Every line below that includes the word "screenshot" needs to be copied.

(Website and app data records)
.....

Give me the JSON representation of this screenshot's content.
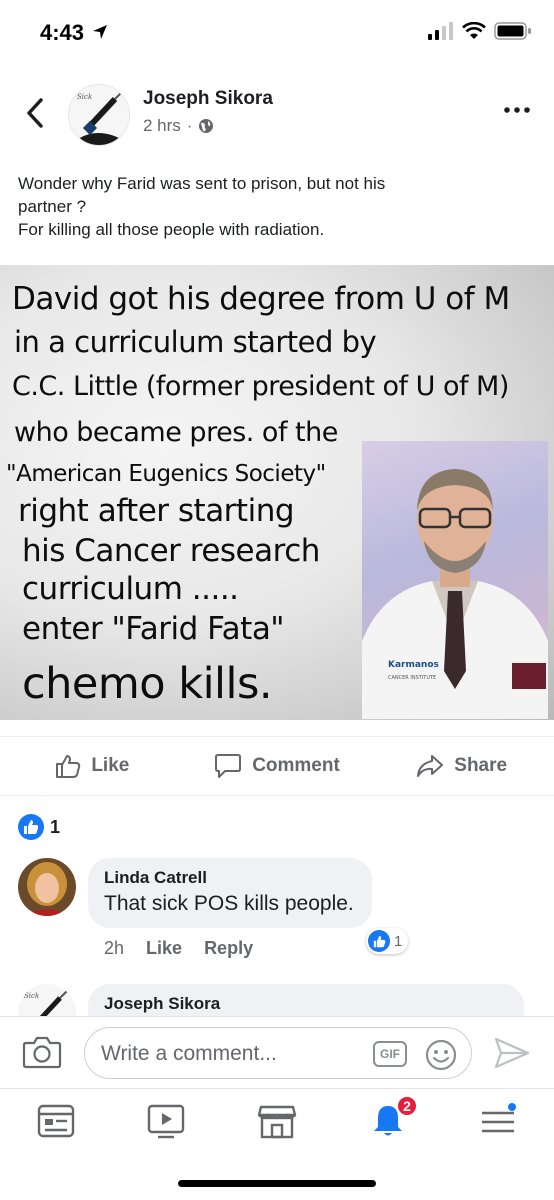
{
  "status_bar": {
    "time": "4:43"
  },
  "post": {
    "author": "Joseph Sikora",
    "time": "2 hrs",
    "text_lines": [
      "Wonder why Farid was sent to prison, but not his",
      "partner ?",
      "For killing all those people with radiation."
    ],
    "image": {
      "lines": [
        "David got his degree from U of M",
        "in a curriculum started by",
        "C.C. Little (former president of U of M)",
        "who became pres. of the",
        "\"American Eugenics Society\"",
        "right after starting",
        "his Cancer research",
        "curriculum  .....",
        "enter \"Farid Fata\"",
        "chemo kills."
      ]
    }
  },
  "actions": {
    "like": "Like",
    "comment": "Comment",
    "share": "Share"
  },
  "reactions": {
    "count": "1"
  },
  "comments": [
    {
      "author": "Linda Catrell",
      "text": "That sick POS kills people.",
      "time": "2h",
      "like_label": "Like",
      "reply_label": "Reply",
      "reaction_count": "1"
    },
    {
      "author": "Joseph Sikora"
    }
  ],
  "composer": {
    "placeholder": "Write a comment...",
    "gif_label": "GIF"
  },
  "tab_bar": {
    "notification_count": "2"
  },
  "colors": {
    "facebook_blue": "#1877f2",
    "badge_red": "#e41e3f",
    "muted": "#65676b"
  },
  "icons": [
    "location-arrow-icon",
    "signal-icon",
    "wifi-icon",
    "battery-icon",
    "back-chevron-icon",
    "more-icon",
    "globe-icon",
    "thumbs-up-icon",
    "comment-icon",
    "share-icon",
    "camera-icon",
    "emoji-icon",
    "send-icon",
    "news-feed-icon",
    "watch-icon",
    "marketplace-icon",
    "bell-icon",
    "menu-icon"
  ]
}
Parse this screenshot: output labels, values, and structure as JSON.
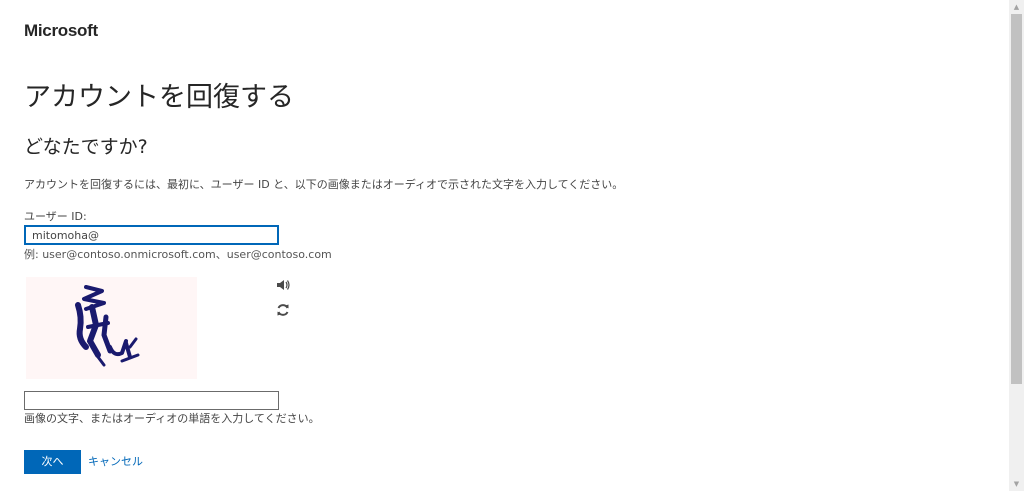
{
  "brand": {
    "logo_text": "Microsoft"
  },
  "page": {
    "title": "アカウントを回復する",
    "subtitle": "どなたですか?",
    "instructions": "アカウントを回復するには、最初に、ユーザー ID と、以下の画像またはオーディオで示された文字を入力してください。"
  },
  "form": {
    "userid_label": "ユーザー ID:",
    "userid_value": "mitomoha@",
    "userid_example": "例: user@contoso.onmicrosoft.com、user@contoso.com",
    "captcha_value": "",
    "captcha_help": "画像の文字、またはオーディオの単語を入力してください。",
    "audio_icon": "speaker-icon",
    "refresh_icon": "refresh-icon"
  },
  "actions": {
    "next_label": "次へ",
    "cancel_label": "キャンセル"
  },
  "colors": {
    "accent": "#0067b8",
    "captcha_background": "#fff6f6",
    "captcha_ink": "#1a1a6e"
  }
}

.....

#### [The completed task]
Give me the JSON representation of this screenshot's content.
Parse this screenshot: output labels, values, and structure as JSON.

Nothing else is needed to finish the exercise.